On our planet, where the landmasses are under the control of nation states, pioneers compelled by the libertarian ideal of escaping what they experience as the limitations concomitant with existing societal structures are drawn to the oceans. In particular, the ‘high seas’, also referred to as international waters, are of interest to would-be seasteaders as activities taking place in these vast ocean areas are beyond the jurisdictional reach of coastal states. Indeed, the terms ‘marine commons’, ‘areas beyond national jurisdiction’, and the legal principle of the ‘freedom of the high seas’ may give the impression that conditions similar to those of the American ‘Old West’ apply on the high seas. However, even though the high seas are certainly difficult to police, it would be a misconception that the activities of individuals there are truly beyond the jurisdictional reach of nation states. So as to assess the degree of freedom offered by the legal environment encountered on the high seas, this contribution will discuss two main questions: whether seasteading would be permissible under international law and whether seasteaders would indeed be able to escape burdensome rules found in national legal systems.

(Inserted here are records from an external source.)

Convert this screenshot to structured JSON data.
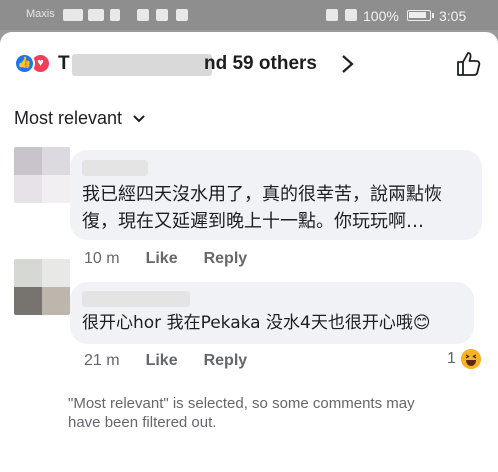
{
  "status_bar": {
    "carrier": "Maxis",
    "battery": "100%",
    "time": "3:05"
  },
  "header": {
    "reactors_prefix": "T",
    "reactors_text": "nd 59 others"
  },
  "sort": {
    "label": "Most relevant"
  },
  "comments": [
    {
      "text_line1": "我已經四天沒水用了，真的很幸苦，說兩點恢",
      "text_line2": "復，現在又延遲到晚上十一點。你玩玩啊…",
      "time": "10 m",
      "like_label": "Like",
      "reply_label": "Reply"
    },
    {
      "text": "很开心hor 我在Pekaka 没水4天也很开心哦😊",
      "time": "21 m",
      "like_label": "Like",
      "reply_label": "Reply",
      "reaction_count": "1",
      "reaction_icon": "haha-icon"
    }
  ],
  "footer": {
    "filter_note": "\"Most relevant\" is selected, so some comments may have been filtered out."
  },
  "colors": {
    "accent_blue": "#1877f2",
    "love_red": "#f33e58",
    "haha_yellow": "#f7b125",
    "bubble_bg": "#f0f2f5",
    "secondary_text": "#65676b"
  }
}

Bettina Boschen is a Ph.D. Research Associate at the Netherlands Institute for the Law of the Sea (NILOS) at Utrecht University. She received her LL.M. in Public International Law from Reading University in the UK before specializing in the law of the sea, and is an alumnus of the Rhodes Academy of Ocean Law and Policy. A member of the Law of the Sea Interest Group of the European Society of International Law, her research interests cover the theme of ocean governance and sustainable development in the age of globalization. This broad research interest is driven by her Ph.D. research, which focuses on the development of the legal regime governing areas beyond national jurisdiction since the adoption of the United Nations Convention on the Law of the Sea with a specific emphasis on the role of the legal principles of the “freedom of the high seas” and the “common heritage of mankind”. Ms. Boschen has attended numerous expert meetings and academic symposia on high seas governance and closely follows the developments at the UN concerning the development of a potential new implementation agreement on areas beyond national jurisdiction. Aside from her academic appointments, Ms. Boschen is an active volunteer and law of the sea research consultant for Stichting The Ocean Cleanup, a not-for-profit organization that aims to collect and remove plastic debris accumulating in the North Pacific Gyre.
E.B. Boschen: The International Legal Framework applicable to Seasteads on the High Seas, in: Victor Tiberius (Ed.): Seasteads. Opportunities and Challenges for Small New Societies, Zurich (vdf), pp. 145-158.